[Opening AVAILABLE DATA section]

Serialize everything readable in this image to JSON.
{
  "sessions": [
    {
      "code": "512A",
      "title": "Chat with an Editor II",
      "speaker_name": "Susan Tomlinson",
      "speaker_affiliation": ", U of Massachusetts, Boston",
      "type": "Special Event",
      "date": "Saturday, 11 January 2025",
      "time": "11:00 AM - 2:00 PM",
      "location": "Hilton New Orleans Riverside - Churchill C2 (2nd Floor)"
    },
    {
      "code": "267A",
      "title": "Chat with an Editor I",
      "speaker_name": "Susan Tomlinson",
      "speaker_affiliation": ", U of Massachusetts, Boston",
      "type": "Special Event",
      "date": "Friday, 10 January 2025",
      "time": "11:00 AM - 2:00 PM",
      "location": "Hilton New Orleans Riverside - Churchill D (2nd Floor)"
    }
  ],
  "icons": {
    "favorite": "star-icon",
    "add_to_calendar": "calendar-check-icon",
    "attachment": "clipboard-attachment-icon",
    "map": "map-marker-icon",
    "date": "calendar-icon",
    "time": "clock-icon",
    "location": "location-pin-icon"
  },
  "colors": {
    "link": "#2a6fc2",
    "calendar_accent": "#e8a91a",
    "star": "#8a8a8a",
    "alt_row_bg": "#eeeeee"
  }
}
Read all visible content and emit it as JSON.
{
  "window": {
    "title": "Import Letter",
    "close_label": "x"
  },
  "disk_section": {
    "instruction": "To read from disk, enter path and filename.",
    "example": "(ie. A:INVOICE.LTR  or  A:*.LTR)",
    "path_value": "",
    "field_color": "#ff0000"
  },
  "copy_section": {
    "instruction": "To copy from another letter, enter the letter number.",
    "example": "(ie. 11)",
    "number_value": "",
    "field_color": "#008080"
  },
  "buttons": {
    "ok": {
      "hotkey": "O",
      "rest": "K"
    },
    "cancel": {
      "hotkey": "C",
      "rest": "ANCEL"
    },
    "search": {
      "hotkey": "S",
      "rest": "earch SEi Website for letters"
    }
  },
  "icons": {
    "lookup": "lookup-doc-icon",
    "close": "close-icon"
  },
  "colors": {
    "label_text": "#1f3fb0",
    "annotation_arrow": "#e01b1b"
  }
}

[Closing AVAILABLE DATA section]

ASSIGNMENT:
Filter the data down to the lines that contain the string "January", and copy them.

SOLUTION FOR THIS EXERCISE:
      "date": "Saturday, 11 January 2025",
      "date": "Friday, 10 January 2025",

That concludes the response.